Expense Fraud – Is It Really Worth Your Job?

Another tale or two of “procurement” fraud (in its broadest sense) hit the news last week.

The Wall Street Journal broke this story, reporting that some presumably well-paid employees of Wells Fargo bank (ranging from analysts to Managing Director level) regularly placed dinner orders through delivery services during working hours, when food is not a reimbursable expense. They then allegedly altered the time stamps on emailed receipts to make it look like they had been working late and ordered meals that were eligible for reimbursement”.

The WSJ says that after an internal investigation, this “resulted in employees being fired or placed on administrative leave and that caused a delay in bonuses that were due to analysts earlier this summer … Since May, at least nine Wells Fargo analysts and associates have been terminated or have resigned voluntarily…”

This is a sad example of how people will risk ruining their careers and losing well-paid jobs for very little real benefit – maybe a few hundred dollars here?  But I remember when I was European Procurement Director for the Dun & Bradstreet Corporation hearing that in one of the subsidiary D&B firms (not the core D&B business, I should say), two senior marketing people who had only joined a few months earlier got fired. When travelling on business, they were getting their bill from a hotel the night before they left on an express checkout basis, then making a phone call so the hotel had to send them another revised bill later. That gave them two bills – and they submitted them both for expenses.

I mean, did they really think no-one would check and ask, “how exactly can you stay in the same hotel twice in the same night”? Sure enough, their attempted fraud was detected. And just like Wells Fargo, these were well rewarded people, not exactly on the breadline where an extra £100 might make a difference.

Why do people do this – is it for the thrill? Some sort of anti-capitalist protest (“sticking it to the man…”). Or is it just excessive greed? I’ve always had a tiny bit of sympathy for the lowly paid PA or admin clerk who is handling huge amounts of money and gets tempted – but these executive fraudsters who blow their careers for small amount of benefit seems incredible.

Then we had the recent case of the local authority finance manager in London who despicably stole some £60,000 from the fund to support those victims affected by the tragic Grenfell Tower fire. As the BBC reports:

Jenny McDonagh, 39, took cash meant for survivors of the tragedy and victims' grieving family members using pre-paid cards. The Kensington and Chelsea Council finance manager spent the funds on trips to Dubai and Los Angeles, expensive dinners and online gambling.  McDonagh, described as a "serial fraudster", admitted fraud and theft.

She appears to have stolen the money via pre-paid cards provided by the Council. These were offered to tenants of the tower who needed financial support post the fire – they could choose the cards or receive money direct into their bank account.
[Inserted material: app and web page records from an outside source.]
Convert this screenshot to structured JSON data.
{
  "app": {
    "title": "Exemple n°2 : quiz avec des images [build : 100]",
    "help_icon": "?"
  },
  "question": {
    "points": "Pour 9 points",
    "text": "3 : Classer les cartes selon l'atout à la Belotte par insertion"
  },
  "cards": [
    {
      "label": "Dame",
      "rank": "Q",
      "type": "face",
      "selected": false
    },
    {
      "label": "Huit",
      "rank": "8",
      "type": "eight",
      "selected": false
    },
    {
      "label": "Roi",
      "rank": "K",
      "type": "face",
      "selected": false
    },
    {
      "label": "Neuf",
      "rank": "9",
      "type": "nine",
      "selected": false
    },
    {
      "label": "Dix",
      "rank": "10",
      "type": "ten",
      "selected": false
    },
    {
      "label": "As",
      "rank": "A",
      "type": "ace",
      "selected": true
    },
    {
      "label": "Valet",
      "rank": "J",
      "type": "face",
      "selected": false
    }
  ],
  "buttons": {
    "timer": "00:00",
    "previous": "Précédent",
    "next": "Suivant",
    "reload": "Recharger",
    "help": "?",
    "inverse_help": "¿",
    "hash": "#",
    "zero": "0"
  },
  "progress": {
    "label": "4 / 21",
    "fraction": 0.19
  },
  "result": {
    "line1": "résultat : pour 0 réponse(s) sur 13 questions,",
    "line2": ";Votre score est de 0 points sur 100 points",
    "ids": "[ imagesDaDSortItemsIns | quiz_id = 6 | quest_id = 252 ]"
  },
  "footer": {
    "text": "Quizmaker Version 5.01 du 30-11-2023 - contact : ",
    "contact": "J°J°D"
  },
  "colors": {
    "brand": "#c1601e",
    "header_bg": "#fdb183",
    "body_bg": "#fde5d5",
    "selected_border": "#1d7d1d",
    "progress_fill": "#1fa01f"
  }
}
We’ve seen pre-paid cards used and discussed for various procurement related situations, including in the world of social care, but this is the first time we’ve seen something going wrong like this.

There will be questions about how long it took for the Council to work out what was happening, and perhaps controls should be stronger – this will be looked at, I’m sure. But it was detected reasonably quickly, so we won’t be too critical of the processes.

And we come back to our usual best practice advice on fraud – always make sure there are checks and balances, don’t allow anyone to control money with no-one else being involved (however senior they are) and so on. More here if you need a refresher!

Share on Procurious

Voices (3)

  1. Dave Coley:

    Good points raised by FF as usual.
    That particular NHS example is one I know a fair bit about, and am in the midst of a similar case in a new job – this is more common than we may at first think.

    Analytics to detect unusual activity is definitely the key and although my analytics provider at the time didnt really help there are a few quite sophisticated products on the market that can really help. One in particular I’m in advanced discussions with.

    Could be a good article at some stage Peter.

  2. Dan:

    Not procurement fraud, but I’m aware of one company who called in investigators as they thought one of their payroll staff was defrauding them (creating a fake employee who then got paid).

    Apparently, the investigators not only got enough evidence on this staff member, but also found another employee who had been running, completely independently, the exact same scam.

  3. Final Furlong:

    I have seen it all.
    Organised crime, the Mafia (seriously), fraud, fiddling expenses….usually in plain sight and, often easy to spot, but often taken months, sometimes years, to remove.
    I won’t go into the organised crime or Mafia ones (they were remarkable) but I recall the one at an investment bank where a team came in from another bank, and, in plain sight, channelled and authorised many small orders and invoices to a company owned by a crime family in Essex. When the Head of FM was arrested, he had an illegal weapon in the boot of his car, just in case, one day, the crime family didn’t see eye to eye with him (presumably).
    The NHS has exposed some real gems, and many people get caught because of their arrogance and stupidity (like the person who showed her NHS colleague her new eBay site where she was running a computer consumables business….all of the products originally paid for by the hospital in which she worked…)
    Tech is the key. Smart tech. Usually the data is already there.

Discuss this:

Your email address will not be published. Required fields are marked *

This site uses Akismet to reduce spam. Learn how your comment data is processed.